## What you will do:
Each entry, in full: reproduce it exactly.

## Data provided:
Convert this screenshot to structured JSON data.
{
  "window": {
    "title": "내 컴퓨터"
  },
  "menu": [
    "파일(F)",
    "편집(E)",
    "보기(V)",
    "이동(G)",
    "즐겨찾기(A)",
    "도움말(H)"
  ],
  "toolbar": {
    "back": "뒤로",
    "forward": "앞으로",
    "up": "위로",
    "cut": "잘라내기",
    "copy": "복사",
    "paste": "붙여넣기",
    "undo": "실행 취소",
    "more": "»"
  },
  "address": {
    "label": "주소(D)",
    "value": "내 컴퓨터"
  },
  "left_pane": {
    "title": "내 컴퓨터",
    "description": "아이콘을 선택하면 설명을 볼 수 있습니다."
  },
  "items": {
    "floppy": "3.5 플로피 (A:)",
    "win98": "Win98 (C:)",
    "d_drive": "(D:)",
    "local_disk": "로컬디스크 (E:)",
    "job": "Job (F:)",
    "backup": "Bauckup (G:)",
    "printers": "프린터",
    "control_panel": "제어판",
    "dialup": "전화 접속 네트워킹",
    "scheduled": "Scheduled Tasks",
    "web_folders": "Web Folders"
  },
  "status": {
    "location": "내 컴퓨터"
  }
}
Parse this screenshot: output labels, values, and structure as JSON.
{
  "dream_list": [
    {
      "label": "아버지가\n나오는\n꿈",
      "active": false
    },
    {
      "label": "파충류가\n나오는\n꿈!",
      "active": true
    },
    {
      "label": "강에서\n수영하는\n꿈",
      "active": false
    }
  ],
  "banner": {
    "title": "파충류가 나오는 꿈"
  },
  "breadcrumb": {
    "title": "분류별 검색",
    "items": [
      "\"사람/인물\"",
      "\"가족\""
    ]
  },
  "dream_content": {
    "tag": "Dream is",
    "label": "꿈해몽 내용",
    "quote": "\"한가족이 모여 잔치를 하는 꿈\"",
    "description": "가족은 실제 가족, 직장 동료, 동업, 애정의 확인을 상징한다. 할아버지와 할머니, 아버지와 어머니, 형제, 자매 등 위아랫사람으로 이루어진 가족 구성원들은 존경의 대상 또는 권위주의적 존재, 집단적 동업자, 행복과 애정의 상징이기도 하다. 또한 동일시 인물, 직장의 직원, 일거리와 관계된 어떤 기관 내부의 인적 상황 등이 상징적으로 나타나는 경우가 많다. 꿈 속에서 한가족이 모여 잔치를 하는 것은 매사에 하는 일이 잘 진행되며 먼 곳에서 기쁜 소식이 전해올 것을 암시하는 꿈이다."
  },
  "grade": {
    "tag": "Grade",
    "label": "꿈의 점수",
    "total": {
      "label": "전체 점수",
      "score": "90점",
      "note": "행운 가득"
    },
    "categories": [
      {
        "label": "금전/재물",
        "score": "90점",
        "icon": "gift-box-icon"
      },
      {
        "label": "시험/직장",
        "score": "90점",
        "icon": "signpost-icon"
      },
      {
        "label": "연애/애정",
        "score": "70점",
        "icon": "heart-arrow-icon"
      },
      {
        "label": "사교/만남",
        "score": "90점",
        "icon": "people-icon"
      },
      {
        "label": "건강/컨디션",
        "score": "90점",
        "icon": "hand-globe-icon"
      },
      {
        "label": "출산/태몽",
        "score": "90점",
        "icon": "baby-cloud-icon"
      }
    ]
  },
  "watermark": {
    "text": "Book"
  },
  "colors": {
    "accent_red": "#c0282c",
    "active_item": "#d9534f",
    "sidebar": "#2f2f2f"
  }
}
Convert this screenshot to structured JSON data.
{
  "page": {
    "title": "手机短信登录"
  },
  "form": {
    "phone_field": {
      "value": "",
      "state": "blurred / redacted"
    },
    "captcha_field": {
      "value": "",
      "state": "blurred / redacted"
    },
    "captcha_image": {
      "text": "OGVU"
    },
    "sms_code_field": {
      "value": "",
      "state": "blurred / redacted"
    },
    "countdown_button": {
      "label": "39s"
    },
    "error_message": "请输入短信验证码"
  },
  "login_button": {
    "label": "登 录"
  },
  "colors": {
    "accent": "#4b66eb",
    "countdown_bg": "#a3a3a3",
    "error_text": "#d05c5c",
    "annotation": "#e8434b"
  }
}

## Response area:
Convert this screenshot to structured JSON data.
{
  "window": {
    "title": "내 컴퓨터"
  },
  "menu": [
    "파일(F)",
    "편집(E)",
    "보기(V)",
    "이동(G)",
    "즐겨찾기(A)",
    "도움말(H)"
  ],
  "toolbar": {
    "back": "뒤로",
    "forward": "앞으로",
    "up": "위로",
    "cut": "잘라내기",
    "copy": "복사",
    "paste": "붙여넣기",
    "undo": "실행 취소",
    "more": "»"
  },
  "address": {
    "label": "주소(D)",
    "value": "내 컴퓨터"
  },
  "left_pane": {
    "title": "내 컴퓨터",
    "description": "아이콘을 선택하면 설명을 볼 수 있습니다."
  },
  "items": {
    "floppy": "3.5 플로피 (A:)",
    "win98": "Win98 (C:)",
    "d_drive": "(D:)",
    "local_disk": "로컬디스크 (E:)",
    "job": "Job (F:)",
    "backup": "Bauckup (G:)",
    "printers": "프린터",
    "control_panel": "제어판",
    "dialup": "전화 접속 네트워킹",
    "scheduled": "Scheduled Tasks",
    "web_folders": "Web Folders"
  },
  "status": {
    "location": "내 컴퓨터"
  }
}
Parse this screenshot: output labels, values, and structure as JSON.
{
  "dream_list": [
    {
      "label": "아버지가\n나오는\n꿈",
      "active": false
    },
    {
      "label": "파충류가\n나오는\n꿈!",
      "active": true
    },
    {
      "label": "강에서\n수영하는\n꿈",
      "active": false
    }
  ],
  "banner": {
    "title": "파충류가 나오는 꿈"
  },
  "breadcrumb": {
    "title": "분류별 검색",
    "items": [
      "\"사람/인물\"",
      "\"가족\""
    ]
  },
  "dream_content": {
    "tag": "Dream is",
    "label": "꿈해몽 내용",
    "quote": "\"한가족이 모여 잔치를 하는 꿈\"",
    "description": "가족은 실제 가족, 직장 동료, 동업, 애정의 확인을 상징한다. 할아버지와 할머니, 아버지와 어머니, 형제, 자매 등 위아랫사람으로 이루어진 가족 구성원들은 존경의 대상 또는 권위주의적 존재, 집단적 동업자, 행복과 애정의 상징이기도 하다. 또한 동일시 인물, 직장의 직원, 일거리와 관계된 어떤 기관 내부의 인적 상황 등이 상징적으로 나타나는 경우가 많다. 꿈 속에서 한가족이 모여 잔치를 하는 것은 매사에 하는 일이 잘 진행되며 먼 곳에서 기쁜 소식이 전해올 것을 암시하는 꿈이다."
  },
  "grade": {
    "tag": "Grade",
    "label": "꿈의 점수",
    "total": {
      "label": "전체 점수",
      "score": "90점",
      "note": "행운 가득"
    },
    "categories": [
      {
        "label": "금전/재물",
        "score": "90점",
        "icon": "gift-box-icon"
      },
      {
        "label": "시험/직장",
        "score": "90점",
        "icon": "signpost-icon"
      },
      {
        "label": "연애/애정",
        "score": "70점",
        "icon": "heart-arrow-icon"
      },
      {
        "label": "사교/만남",
        "score": "90점",
        "icon": "people-icon"
      },
      {
        "label": "건강/컨디션",
        "score": "90점",
        "icon": "hand-globe-icon"
      },
      {
        "label": "출산/태몽",
        "score": "90점",
        "icon": "baby-cloud-icon"
      }
    ]
  },
  "watermark": {
    "text": "Book"
  },
  "colors": {
    "accent_red": "#c0282c",
    "active_item": "#d9534f",
    "sidebar": "#2f2f2f"
  }
}
Convert this screenshot to structured JSON data.
{
  "page": {
    "title": "手机短信登录"
  },
  "form": {
    "phone_field": {
      "value": "",
      "state": "blurred / redacted"
    },
    "captcha_field": {
      "value": "",
      "state": "blurred / redacted"
    },
    "captcha_image": {
      "text": "OGVU"
    },
    "sms_code_field": {
      "value": "",
      "state": "blurred / redacted"
    },
    "countdown_button": {
      "label": "39s"
    },
    "error_message": "请输入短信验证码"
  },
  "login_button": {
    "label": "登 录"
  },
  "colors": {
    "accent": "#4b66eb",
    "countdown_bg": "#a3a3a3",
    "error_text": "#d05c5c",
    "annotation": "#e8434b"
  }
}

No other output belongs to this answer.